**What you have to do**: Everything in the listing below must be set down again exactly.

**Records for the exercise**:

============================================================

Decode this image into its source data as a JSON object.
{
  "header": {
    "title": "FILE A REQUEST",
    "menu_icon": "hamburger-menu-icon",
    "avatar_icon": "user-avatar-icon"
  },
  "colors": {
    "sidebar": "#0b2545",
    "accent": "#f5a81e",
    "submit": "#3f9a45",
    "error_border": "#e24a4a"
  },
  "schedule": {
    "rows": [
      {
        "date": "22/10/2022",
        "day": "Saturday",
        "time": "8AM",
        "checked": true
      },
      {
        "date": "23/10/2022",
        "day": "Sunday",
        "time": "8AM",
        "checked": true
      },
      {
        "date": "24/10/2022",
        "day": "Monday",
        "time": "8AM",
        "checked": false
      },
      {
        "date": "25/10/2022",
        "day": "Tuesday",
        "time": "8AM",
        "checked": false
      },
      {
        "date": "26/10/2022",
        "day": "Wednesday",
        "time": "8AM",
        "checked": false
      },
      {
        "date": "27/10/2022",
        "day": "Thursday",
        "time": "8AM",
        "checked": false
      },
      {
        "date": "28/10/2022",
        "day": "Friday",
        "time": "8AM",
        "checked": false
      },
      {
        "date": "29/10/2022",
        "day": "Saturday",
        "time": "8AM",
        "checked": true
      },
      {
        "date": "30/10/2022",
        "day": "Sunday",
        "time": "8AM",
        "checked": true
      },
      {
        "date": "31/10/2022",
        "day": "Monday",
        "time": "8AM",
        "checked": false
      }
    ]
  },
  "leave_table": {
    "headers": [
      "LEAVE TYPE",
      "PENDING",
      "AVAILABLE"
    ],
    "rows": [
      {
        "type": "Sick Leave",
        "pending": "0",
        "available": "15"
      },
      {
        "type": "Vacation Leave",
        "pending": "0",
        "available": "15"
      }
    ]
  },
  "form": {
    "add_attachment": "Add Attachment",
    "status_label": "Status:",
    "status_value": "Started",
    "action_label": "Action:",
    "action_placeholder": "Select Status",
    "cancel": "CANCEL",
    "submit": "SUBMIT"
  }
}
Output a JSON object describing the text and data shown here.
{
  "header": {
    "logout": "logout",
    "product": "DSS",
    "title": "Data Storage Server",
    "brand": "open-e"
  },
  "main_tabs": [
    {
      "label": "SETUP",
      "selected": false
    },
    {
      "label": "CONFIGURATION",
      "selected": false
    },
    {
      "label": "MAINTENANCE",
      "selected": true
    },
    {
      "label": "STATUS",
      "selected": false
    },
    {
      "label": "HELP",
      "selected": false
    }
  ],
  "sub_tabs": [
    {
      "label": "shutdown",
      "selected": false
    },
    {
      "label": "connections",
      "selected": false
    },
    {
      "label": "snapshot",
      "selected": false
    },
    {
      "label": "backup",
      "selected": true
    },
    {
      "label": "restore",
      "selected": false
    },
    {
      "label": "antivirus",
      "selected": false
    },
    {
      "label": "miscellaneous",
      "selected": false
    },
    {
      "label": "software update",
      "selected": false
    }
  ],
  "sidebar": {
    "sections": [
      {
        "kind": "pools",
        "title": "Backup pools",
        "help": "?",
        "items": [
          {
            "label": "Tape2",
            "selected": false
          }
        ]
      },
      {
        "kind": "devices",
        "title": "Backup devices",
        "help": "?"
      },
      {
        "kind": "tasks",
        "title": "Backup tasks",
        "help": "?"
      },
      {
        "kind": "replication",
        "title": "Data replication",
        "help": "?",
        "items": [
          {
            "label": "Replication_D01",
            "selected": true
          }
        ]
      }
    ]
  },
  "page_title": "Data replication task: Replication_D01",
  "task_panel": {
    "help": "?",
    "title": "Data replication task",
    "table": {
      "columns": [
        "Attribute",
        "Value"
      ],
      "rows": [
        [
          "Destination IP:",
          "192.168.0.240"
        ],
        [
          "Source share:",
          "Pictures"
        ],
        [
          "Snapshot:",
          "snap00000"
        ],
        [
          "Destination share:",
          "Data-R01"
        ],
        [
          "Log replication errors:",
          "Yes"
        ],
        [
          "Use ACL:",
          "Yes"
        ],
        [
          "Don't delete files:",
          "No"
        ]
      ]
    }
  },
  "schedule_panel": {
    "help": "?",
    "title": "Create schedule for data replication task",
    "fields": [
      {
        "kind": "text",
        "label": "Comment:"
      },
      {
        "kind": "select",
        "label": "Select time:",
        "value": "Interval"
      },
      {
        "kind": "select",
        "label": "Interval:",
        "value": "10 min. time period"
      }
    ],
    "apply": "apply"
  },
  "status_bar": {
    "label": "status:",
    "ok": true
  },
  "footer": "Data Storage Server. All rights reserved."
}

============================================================

**Result of the exercise**:
Decode this image into its source data as a JSON object.
{
  "header": {
    "title": "FILE A REQUEST",
    "menu_icon": "hamburger-menu-icon",
    "avatar_icon": "user-avatar-icon"
  },
  "colors": {
    "sidebar": "#0b2545",
    "accent": "#f5a81e",
    "submit": "#3f9a45",
    "error_border": "#e24a4a"
  },
  "schedule": {
    "rows": [
      {
        "date": "22/10/2022",
        "day": "Saturday",
        "time": "8AM",
        "checked": true
      },
      {
        "date": "23/10/2022",
        "day": "Sunday",
        "time": "8AM",
        "checked": true
      },
      {
        "date": "24/10/2022",
        "day": "Monday",
        "time": "8AM",
        "checked": false
      },
      {
        "date": "25/10/2022",
        "day": "Tuesday",
        "time": "8AM",
        "checked": false
      },
      {
        "date": "26/10/2022",
        "day": "Wednesday",
        "time": "8AM",
        "checked": false
      },
      {
        "date": "27/10/2022",
        "day": "Thursday",
        "time": "8AM",
        "checked": false
      },
      {
        "date": "28/10/2022",
        "day": "Friday",
        "time": "8AM",
        "checked": false
      },
      {
        "date": "29/10/2022",
        "day": "Saturday",
        "time": "8AM",
        "checked": true
      },
      {
        "date": "30/10/2022",
        "day": "Sunday",
        "time": "8AM",
        "checked": true
      },
      {
        "date": "31/10/2022",
        "day": "Monday",
        "time": "8AM",
        "checked": false
      }
    ]
  },
  "leave_table": {
    "headers": [
      "LEAVE TYPE",
      "PENDING",
      "AVAILABLE"
    ],
    "rows": [
      {
        "type": "Sick Leave",
        "pending": "0",
        "available": "15"
      },
      {
        "type": "Vacation Leave",
        "pending": "0",
        "available": "15"
      }
    ]
  },
  "form": {
    "add_attachment": "Add Attachment",
    "status_label": "Status:",
    "status_value": "Started",
    "action_label": "Action:",
    "action_placeholder": "Select Status",
    "cancel": "CANCEL",
    "submit": "SUBMIT"
  }
}
Output a JSON object describing the text and data shown here.
{
  "header": {
    "logout": "logout",
    "product": "DSS",
    "title": "Data Storage Server",
    "brand": "open-e"
  },
  "main_tabs": [
    {
      "label": "SETUP",
      "selected": false
    },
    {
      "label": "CONFIGURATION",
      "selected": false
    },
    {
      "label": "MAINTENANCE",
      "selected": true
    },
    {
      "label": "STATUS",
      "selected": false
    },
    {
      "label": "HELP",
      "selected": false
    }
  ],
  "sub_tabs": [
    {
      "label": "shutdown",
      "selected": false
    },
    {
      "label": "connections",
      "selected": false
    },
    {
      "label": "snapshot",
      "selected": false
    },
    {
      "label": "backup",
      "selected": true
    },
    {
      "label": "restore",
      "selected": false
    },
    {
      "label": "antivirus",
      "selected": false
    },
    {
      "label": "miscellaneous",
      "selected": false
    },
    {
      "label": "software update",
      "selected": false
    }
  ],
  "sidebar": {
    "sections": [
      {
        "kind": "pools",
        "title": "Backup pools",
        "help": "?",
        "items": [
          {
            "label": "Tape2",
            "selected": false
          }
        ]
      },
      {
        "kind": "devices",
        "title": "Backup devices",
        "help": "?"
      },
      {
        "kind": "tasks",
        "title": "Backup tasks",
        "help": "?"
      },
      {
        "kind": "replication",
        "title": "Data replication",
        "help": "?",
        "items": [
          {
            "label": "Replication_D01",
            "selected": true
          }
        ]
      }
    ]
  },
  "page_title": "Data replication task: Replication_D01",
  "task_panel": {
    "help": "?",
    "title": "Data replication task",
    "table": {
      "columns": [
        "Attribute",
        "Value"
      ],
      "rows": [
        [
          "Destination IP:",
          "192.168.0.240"
        ],
        [
          "Source share:",
          "Pictures"
        ],
        [
          "Snapshot:",
          "snap00000"
        ],
        [
          "Destination share:",
          "Data-R01"
        ],
        [
          "Log replication errors:",
          "Yes"
        ],
        [
          "Use ACL:",
          "Yes"
        ],
        [
          "Don't delete files:",
          "No"
        ]
      ]
    }
  },
  "schedule_panel": {
    "help": "?",
    "title": "Create schedule for data replication task",
    "fields": [
      {
        "kind": "text",
        "label": "Comment:"
      },
      {
        "kind": "select",
        "label": "Select time:",
        "value": "Interval"
      },
      {
        "kind": "select",
        "label": "Interval:",
        "value": "10 min. time period"
      }
    ],
    "apply": "apply"
  },
  "status_bar": {
    "label": "status:",
    "ok": true
  },
  "footer": "Data Storage Server. All rights reserved."
}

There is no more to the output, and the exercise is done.